_Aim of the task:_ Below are some records. Set each one down exactly as it reads.

_App and web page records:_
◇ ◇ ◇

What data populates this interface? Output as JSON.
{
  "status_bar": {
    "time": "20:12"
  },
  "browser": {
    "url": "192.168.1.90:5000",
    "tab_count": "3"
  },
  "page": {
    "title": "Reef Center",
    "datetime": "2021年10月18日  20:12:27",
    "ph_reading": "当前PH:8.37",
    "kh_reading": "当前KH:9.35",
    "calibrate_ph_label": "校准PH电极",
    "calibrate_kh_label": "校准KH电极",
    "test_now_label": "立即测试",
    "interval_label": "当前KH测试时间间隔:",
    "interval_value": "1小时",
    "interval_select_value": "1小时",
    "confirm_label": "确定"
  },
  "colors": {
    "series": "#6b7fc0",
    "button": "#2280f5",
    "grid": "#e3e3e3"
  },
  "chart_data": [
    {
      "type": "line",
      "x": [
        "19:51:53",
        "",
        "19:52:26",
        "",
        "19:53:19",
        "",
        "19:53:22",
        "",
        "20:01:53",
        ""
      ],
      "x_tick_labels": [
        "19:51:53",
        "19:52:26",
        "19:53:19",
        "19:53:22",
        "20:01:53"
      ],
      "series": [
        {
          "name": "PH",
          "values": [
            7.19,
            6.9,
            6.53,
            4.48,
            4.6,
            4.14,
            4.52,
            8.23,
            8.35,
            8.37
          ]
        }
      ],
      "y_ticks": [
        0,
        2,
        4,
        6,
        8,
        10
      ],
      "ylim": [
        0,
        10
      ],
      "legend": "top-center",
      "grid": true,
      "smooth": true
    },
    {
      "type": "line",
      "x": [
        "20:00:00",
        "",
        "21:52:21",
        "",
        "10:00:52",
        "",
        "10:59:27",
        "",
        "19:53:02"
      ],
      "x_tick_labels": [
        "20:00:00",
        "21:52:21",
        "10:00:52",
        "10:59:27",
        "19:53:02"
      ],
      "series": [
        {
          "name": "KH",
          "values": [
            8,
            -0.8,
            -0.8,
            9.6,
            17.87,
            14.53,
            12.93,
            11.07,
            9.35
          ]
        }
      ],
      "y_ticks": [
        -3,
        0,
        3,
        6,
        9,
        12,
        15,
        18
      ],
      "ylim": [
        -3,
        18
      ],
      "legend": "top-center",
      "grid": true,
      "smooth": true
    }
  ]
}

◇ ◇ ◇

_Output below:_
What data populates this interface? Output as JSON.
{
  "status_bar": {
    "time": "20:12"
  },
  "browser": {
    "url": "192.168.1.90:5000",
    "tab_count": "3"
  },
  "page": {
    "title": "Reef Center",
    "datetime": "2021年10月18日  20:12:27",
    "ph_reading": "当前PH:8.37",
    "kh_reading": "当前KH:9.35",
    "calibrate_ph_label": "校准PH电极",
    "calibrate_kh_label": "校准KH电极",
    "test_now_label": "立即测试",
    "interval_label": "当前KH测试时间间隔:",
    "interval_value": "1小时",
    "interval_select_value": "1小时",
    "confirm_label": "确定"
  },
  "colors": {
    "series": "#6b7fc0",
    "button": "#2280f5",
    "grid": "#e3e3e3"
  },
  "chart_data": [
    {
      "type": "line",
      "x": [
        "19:51:53",
        "",
        "19:52:26",
        "",
        "19:53:19",
        "",
        "19:53:22",
        "",
        "20:01:53",
        ""
      ],
      "x_tick_labels": [
        "19:51:53",
        "19:52:26",
        "19:53:19",
        "19:53:22",
        "20:01:53"
      ],
      "series": [
        {
          "name": "PH",
          "values": [
            7.19,
            6.9,
            6.53,
            4.48,
            4.6,
            4.14,
            4.52,
            8.23,
            8.35,
            8.37
          ]
        }
      ],
      "y_ticks": [
        0,
        2,
        4,
        6,
        8,
        10
      ],
      "ylim": [
        0,
        10
      ],
      "legend": "top-center",
      "grid": true,
      "smooth": true
    },
    {
      "type": "line",
      "x": [
        "20:00:00",
        "",
        "21:52:21",
        "",
        "10:00:52",
        "",
        "10:59:27",
        "",
        "19:53:02"
      ],
      "x_tick_labels": [
        "20:00:00",
        "21:52:21",
        "10:00:52",
        "10:59:27",
        "19:53:02"
      ],
      "series": [
        {
          "name": "KH",
          "values": [
            8,
            -0.8,
            -0.8,
            9.6,
            17.87,
            14.53,
            12.93,
            11.07,
            9.35
          ]
        }
      ],
      "y_ticks": [
        -3,
        0,
        3,
        6,
        9,
        12,
        15,
        18
      ],
      "ylim": [
        -3,
        18
      ],
      "legend": "top-center",
      "grid": true,
      "smooth": true
    }
  ]
}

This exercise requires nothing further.